Supplied entries below:

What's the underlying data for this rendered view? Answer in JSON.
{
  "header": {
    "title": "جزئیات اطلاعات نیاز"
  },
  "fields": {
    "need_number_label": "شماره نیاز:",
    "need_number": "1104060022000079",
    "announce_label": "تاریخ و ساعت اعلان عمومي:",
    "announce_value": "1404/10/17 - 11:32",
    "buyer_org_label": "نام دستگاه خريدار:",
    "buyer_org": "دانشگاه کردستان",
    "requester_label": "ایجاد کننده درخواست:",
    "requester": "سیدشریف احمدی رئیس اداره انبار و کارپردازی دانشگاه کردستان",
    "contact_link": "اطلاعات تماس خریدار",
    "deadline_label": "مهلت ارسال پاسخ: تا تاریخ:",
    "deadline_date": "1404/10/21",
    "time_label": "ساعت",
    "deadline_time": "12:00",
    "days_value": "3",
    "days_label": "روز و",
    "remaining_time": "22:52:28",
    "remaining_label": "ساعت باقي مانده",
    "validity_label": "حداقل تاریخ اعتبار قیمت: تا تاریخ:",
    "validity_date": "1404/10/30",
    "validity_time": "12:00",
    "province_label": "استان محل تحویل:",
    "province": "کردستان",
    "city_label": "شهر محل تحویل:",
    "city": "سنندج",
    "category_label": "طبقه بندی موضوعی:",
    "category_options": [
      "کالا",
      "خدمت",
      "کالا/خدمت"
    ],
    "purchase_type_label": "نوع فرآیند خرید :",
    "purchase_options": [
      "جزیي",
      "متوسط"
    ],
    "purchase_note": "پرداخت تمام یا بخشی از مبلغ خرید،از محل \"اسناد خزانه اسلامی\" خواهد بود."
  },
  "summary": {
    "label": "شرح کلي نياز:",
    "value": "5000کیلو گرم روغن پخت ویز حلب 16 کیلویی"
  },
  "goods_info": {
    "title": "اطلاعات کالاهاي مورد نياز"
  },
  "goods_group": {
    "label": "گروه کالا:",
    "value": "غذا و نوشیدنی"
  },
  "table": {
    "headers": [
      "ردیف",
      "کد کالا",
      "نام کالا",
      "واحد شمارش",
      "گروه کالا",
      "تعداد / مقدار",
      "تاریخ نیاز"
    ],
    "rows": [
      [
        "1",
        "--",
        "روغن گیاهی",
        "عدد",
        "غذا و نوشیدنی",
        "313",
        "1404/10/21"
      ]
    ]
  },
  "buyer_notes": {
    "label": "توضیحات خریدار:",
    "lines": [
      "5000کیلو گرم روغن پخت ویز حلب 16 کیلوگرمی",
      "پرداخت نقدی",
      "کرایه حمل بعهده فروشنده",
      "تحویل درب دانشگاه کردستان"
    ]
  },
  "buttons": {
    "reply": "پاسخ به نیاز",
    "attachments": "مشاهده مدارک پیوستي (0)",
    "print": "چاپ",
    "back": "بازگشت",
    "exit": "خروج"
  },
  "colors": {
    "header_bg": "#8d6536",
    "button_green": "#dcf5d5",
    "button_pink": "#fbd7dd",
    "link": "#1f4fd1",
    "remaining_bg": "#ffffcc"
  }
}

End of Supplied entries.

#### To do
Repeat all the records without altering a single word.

#### Answer area
What's the underlying data for this rendered view? Answer in JSON.
{
  "header": {
    "title": "جزئیات اطلاعات نیاز"
  },
  "fields": {
    "need_number_label": "شماره نیاز:",
    "need_number": "1104060022000079",
    "announce_label": "تاریخ و ساعت اعلان عمومي:",
    "announce_value": "1404/10/17 - 11:32",
    "buyer_org_label": "نام دستگاه خريدار:",
    "buyer_org": "دانشگاه کردستان",
    "requester_label": "ایجاد کننده درخواست:",
    "requester": "سیدشریف احمدی رئیس اداره انبار و کارپردازی دانشگاه کردستان",
    "contact_link": "اطلاعات تماس خریدار",
    "deadline_label": "مهلت ارسال پاسخ: تا تاریخ:",
    "deadline_date": "1404/10/21",
    "time_label": "ساعت",
    "deadline_time": "12:00",
    "days_value": "3",
    "days_label": "روز و",
    "remaining_time": "22:52:28",
    "remaining_label": "ساعت باقي مانده",
    "validity_label": "حداقل تاریخ اعتبار قیمت: تا تاریخ:",
    "validity_date": "1404/10/30",
    "validity_time": "12:00",
    "province_label": "استان محل تحویل:",
    "province": "کردستان",
    "city_label": "شهر محل تحویل:",
    "city": "سنندج",
    "category_label": "طبقه بندی موضوعی:",
    "category_options": [
      "کالا",
      "خدمت",
      "کالا/خدمت"
    ],
    "purchase_type_label": "نوع فرآیند خرید :",
    "purchase_options": [
      "جزیي",
      "متوسط"
    ],
    "purchase_note": "پرداخت تمام یا بخشی از مبلغ خرید،از محل \"اسناد خزانه اسلامی\" خواهد بود."
  },
  "summary": {
    "label": "شرح کلي نياز:",
    "value": "5000کیلو گرم روغن پخت ویز حلب 16 کیلویی"
  },
  "goods_info": {
    "title": "اطلاعات کالاهاي مورد نياز"
  },
  "goods_group": {
    "label": "گروه کالا:",
    "value": "غذا و نوشیدنی"
  },
  "table": {
    "headers": [
      "ردیف",
      "کد کالا",
      "نام کالا",
      "واحد شمارش",
      "گروه کالا",
      "تعداد / مقدار",
      "تاریخ نیاز"
    ],
    "rows": [
      [
        "1",
        "--",
        "روغن گیاهی",
        "عدد",
        "غذا و نوشیدنی",
        "313",
        "1404/10/21"
      ]
    ]
  },
  "buyer_notes": {
    "label": "توضیحات خریدار:",
    "lines": [
      "5000کیلو گرم روغن پخت ویز حلب 16 کیلوگرمی",
      "پرداخت نقدی",
      "کرایه حمل بعهده فروشنده",
      "تحویل درب دانشگاه کردستان"
    ]
  },
  "buttons": {
    "reply": "پاسخ به نیاز",
    "attachments": "مشاهده مدارک پیوستي (0)",
    "print": "چاپ",
    "back": "بازگشت",
    "exit": "خروج"
  },
  "colors": {
    "header_bg": "#8d6536",
    "button_green": "#dcf5d5",
    "button_pink": "#fbd7dd",
    "link": "#1f4fd1",
    "remaining_bg": "#ffffcc"
  }
}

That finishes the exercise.